About this exercise
Lines of the listing that contain "JSON" need to be copied.

Supplied data

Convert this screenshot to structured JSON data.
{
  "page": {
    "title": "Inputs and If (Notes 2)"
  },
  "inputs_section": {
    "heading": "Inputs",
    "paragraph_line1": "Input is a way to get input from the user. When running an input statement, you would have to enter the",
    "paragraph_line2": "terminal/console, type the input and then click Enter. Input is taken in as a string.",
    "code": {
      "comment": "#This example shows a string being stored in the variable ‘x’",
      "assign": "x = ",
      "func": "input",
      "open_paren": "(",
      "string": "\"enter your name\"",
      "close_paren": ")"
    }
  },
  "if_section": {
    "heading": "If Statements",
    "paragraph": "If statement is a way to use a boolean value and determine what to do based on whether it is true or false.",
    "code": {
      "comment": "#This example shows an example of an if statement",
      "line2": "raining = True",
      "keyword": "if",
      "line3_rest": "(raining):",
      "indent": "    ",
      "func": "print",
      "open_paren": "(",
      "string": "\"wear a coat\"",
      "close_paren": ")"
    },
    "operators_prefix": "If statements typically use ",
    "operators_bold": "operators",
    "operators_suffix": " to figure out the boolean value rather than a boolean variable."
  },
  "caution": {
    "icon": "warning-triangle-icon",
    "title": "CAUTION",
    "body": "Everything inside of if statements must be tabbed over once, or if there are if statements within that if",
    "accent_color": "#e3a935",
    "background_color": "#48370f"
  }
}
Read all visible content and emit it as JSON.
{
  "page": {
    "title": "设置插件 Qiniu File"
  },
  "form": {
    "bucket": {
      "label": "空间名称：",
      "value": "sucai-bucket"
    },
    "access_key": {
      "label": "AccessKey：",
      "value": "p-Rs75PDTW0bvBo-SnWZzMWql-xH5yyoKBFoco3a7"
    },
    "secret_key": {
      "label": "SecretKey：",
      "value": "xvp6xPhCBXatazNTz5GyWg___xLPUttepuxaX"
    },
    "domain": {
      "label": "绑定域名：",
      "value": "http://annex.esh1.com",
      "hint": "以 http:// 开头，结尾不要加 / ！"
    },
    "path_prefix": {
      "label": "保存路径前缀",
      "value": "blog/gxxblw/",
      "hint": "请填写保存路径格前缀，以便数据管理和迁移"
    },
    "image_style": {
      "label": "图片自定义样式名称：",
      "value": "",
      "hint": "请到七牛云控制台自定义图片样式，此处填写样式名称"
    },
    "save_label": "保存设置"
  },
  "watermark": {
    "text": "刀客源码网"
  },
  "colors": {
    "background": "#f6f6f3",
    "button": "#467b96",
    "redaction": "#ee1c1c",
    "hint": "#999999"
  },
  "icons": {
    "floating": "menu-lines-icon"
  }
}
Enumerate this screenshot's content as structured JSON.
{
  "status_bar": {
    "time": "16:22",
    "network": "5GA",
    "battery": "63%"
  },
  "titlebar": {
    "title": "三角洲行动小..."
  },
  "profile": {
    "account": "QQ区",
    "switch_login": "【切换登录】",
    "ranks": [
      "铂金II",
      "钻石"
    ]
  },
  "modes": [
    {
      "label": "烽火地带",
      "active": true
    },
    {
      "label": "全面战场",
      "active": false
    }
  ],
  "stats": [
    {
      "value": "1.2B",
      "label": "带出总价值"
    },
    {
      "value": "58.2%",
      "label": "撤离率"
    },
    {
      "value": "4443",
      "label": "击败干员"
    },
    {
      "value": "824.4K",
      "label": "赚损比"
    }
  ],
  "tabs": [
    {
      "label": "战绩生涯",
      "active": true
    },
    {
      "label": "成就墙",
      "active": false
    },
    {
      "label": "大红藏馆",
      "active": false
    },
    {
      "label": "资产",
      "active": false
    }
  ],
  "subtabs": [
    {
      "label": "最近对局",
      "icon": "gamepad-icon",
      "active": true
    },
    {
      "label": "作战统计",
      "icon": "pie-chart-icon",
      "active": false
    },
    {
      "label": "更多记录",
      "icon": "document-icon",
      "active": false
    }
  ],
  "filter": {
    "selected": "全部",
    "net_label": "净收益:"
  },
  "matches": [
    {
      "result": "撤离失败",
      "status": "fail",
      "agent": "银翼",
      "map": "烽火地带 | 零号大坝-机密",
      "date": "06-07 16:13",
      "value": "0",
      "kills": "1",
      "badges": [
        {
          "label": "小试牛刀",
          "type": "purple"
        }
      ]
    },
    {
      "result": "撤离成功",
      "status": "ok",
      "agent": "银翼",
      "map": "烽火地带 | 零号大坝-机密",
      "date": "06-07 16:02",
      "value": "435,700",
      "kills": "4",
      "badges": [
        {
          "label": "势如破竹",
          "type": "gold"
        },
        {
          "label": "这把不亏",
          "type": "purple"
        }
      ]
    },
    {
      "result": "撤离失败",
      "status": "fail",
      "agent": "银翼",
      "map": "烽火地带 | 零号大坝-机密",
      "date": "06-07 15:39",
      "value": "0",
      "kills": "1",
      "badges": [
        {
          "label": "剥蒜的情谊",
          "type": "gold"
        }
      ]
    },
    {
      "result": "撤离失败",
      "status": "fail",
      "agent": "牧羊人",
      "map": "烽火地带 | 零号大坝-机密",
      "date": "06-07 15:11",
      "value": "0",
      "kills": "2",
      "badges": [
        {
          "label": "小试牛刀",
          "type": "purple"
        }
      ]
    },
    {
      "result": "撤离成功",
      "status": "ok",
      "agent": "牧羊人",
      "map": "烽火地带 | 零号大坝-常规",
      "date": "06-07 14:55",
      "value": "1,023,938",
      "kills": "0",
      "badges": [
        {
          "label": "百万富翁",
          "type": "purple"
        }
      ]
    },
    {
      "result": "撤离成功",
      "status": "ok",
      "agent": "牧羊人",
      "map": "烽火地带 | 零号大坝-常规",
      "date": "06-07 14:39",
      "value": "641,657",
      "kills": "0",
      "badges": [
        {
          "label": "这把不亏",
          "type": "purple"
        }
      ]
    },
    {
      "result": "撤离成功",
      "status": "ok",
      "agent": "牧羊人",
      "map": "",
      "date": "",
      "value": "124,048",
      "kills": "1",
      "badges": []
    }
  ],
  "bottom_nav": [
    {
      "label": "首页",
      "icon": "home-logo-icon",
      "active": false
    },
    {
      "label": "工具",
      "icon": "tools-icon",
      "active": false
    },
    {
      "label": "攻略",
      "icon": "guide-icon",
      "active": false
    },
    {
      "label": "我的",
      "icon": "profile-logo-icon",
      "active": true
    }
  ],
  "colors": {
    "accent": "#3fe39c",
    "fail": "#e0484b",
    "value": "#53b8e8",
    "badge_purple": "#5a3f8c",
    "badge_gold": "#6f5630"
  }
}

The answer
Convert this screenshot to structured JSON data.
Read all visible content and emit it as JSON.
Enumerate this screenshot's content as structured JSON.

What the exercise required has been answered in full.